Unfortunately, as you can see, this method yields us the result we need, but the computational cost could very well be too high. Fortunately, we can still use the approximation we derived, for finding the reciprocals in type 2, to find the reciprocals in type 4 equations also. In particular, if we find that the absolute value of e/f is 5 or above, we can use e/f + f/e and f/e as the two approximate reciprocals. This will enable us to bypass the complicated procedures involved in deriving the true reciprocals, so we can actually solve such equations mentally rather than requiring reams of paper!

For instance, consider the equation:

x - 1/x = 33/4

Since 33/4 is over 5, we know that the approximate reciprocals work about as well as the true reciprocals. So, we can simply express 33/4 as 33/4 + 4/33 - 4/33, which then gives us 1105/132 - 4/33. The roots of our equation are thus 1105/132 and -4/33. Expressing them in decimal form, we get x = 8.3712 and -0.1212 The exact solutions to the equation turn out to be x = 8.3695 and -0.1195. Pretty close, if I do say so myself!

Just as in the case of type 3 equations, we can deal with non-fractional right hand sides in type 4 equations also (right hand sides that are expressed in the form of decimals). Take the following equation, for instance:

(x + 1)/(x + 2) - (x + 2)/(x + 1) = 6.283

Since the absolute value of 6.283 is over 5, we will use approximate reciprocals rather than bothering with several squares and square roots.
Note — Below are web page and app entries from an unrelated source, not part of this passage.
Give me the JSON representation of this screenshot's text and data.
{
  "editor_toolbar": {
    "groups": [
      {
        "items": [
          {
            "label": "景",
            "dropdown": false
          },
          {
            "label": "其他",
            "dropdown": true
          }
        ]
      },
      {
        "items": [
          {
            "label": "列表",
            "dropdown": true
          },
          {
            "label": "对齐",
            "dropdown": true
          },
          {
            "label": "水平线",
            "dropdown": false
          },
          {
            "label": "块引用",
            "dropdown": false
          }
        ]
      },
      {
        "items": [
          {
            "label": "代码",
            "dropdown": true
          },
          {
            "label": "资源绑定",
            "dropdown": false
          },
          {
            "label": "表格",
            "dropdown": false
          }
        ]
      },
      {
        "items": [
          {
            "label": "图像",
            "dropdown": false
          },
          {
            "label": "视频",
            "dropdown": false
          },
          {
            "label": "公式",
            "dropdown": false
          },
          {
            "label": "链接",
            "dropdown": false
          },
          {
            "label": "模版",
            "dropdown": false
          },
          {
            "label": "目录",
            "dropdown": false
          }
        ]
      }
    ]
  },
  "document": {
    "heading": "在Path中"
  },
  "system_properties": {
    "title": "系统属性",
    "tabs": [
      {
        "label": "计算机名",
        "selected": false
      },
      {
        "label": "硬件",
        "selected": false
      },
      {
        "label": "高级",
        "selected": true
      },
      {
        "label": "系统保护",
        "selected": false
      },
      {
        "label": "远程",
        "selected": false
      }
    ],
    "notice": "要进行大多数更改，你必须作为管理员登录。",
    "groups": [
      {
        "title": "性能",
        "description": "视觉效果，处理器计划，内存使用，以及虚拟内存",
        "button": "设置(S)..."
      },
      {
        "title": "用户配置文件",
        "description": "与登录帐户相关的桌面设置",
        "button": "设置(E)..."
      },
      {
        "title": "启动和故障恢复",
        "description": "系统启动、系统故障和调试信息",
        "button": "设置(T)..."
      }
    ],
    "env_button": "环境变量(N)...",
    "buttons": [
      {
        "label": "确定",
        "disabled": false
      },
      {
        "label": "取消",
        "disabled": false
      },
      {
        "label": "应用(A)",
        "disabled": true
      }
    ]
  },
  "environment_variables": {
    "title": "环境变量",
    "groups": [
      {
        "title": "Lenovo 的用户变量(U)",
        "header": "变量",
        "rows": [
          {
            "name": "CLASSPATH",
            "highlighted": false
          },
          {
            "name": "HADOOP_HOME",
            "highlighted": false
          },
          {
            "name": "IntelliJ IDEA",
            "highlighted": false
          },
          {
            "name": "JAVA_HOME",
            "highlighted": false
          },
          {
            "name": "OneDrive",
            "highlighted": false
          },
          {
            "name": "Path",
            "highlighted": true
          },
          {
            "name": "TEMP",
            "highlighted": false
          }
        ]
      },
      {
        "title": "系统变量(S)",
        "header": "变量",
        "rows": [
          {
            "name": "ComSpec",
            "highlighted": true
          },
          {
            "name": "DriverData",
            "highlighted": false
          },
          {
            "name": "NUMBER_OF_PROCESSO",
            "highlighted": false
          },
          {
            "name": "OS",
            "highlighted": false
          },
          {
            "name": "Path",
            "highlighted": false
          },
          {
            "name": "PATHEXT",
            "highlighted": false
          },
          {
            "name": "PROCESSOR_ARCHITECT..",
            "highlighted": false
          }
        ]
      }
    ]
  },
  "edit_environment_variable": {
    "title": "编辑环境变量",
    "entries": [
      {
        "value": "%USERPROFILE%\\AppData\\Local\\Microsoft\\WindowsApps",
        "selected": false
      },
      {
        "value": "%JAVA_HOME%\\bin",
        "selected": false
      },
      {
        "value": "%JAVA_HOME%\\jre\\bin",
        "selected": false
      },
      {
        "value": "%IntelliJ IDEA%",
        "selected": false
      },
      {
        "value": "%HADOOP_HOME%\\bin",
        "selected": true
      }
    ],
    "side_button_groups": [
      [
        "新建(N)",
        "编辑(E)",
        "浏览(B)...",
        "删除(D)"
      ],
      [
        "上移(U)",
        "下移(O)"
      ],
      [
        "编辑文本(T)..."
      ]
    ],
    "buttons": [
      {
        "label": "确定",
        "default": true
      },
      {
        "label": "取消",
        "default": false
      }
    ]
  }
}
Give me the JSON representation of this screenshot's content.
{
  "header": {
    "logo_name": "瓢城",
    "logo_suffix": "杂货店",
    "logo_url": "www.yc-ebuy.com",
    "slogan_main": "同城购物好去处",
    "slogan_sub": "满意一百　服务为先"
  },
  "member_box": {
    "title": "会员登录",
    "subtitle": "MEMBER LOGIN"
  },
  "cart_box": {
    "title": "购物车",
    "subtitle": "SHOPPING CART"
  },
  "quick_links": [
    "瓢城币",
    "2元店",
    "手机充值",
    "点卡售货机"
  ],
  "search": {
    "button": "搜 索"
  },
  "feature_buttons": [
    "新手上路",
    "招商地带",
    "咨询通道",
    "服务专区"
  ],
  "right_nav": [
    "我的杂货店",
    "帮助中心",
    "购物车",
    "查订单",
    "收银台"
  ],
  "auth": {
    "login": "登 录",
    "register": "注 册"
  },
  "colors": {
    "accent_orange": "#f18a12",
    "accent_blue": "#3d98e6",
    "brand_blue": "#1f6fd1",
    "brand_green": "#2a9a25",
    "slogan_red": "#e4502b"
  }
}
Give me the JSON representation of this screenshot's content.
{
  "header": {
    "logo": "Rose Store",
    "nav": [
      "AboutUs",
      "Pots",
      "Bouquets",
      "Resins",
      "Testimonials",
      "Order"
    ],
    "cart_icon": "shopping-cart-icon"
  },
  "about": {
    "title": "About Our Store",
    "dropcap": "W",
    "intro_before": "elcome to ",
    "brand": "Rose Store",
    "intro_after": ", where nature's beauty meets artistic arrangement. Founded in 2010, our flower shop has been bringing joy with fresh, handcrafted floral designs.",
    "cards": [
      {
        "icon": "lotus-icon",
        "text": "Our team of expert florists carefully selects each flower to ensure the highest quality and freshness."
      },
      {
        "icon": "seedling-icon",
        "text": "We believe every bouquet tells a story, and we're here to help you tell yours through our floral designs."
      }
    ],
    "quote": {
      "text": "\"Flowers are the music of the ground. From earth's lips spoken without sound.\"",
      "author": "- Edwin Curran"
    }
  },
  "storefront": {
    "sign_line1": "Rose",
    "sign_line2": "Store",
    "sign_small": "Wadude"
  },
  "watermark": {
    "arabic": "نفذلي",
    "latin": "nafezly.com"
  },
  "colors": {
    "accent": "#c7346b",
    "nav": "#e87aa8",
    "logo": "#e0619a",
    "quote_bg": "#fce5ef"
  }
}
We can express 6.283 as 6.283 + 1/6.283 - 1/6.283. We then set (x + 1)/(x + 2) equal to 6.283 + 1/6.283 to get one root, x = -2.1838. We then set (x + 1)/(x + 2) equal to 1/6.283 to get the other root, x = -1.1373. The exact roots of the equation turn out to be x = -2.1839 and x = 1.1344.

This lesson has already become very long, and I don't want to make it any longer with a lengthy conclusion. So, for now, good luck, and happy computing!

1 comment:

Anonymous said...

only first quadratic equation 1 rocks
but other post seem to have a headache ,worst than traditional method .
Please provide appropriate method

Visitors Country Map

Free counters!

Content From TheFreeDictionary.com

In the News

Article of the Day

This Day in History

Today's Birthday

Quote of the Day

Word of the Day

Match Up
Match each word in the left column with its synonym on the right. When finished, click Answer to see the results. Good luck!

 

Hangman

Spelling Bee
difficulty level:
score: -
please wait...
 
spell the word:

Search The Web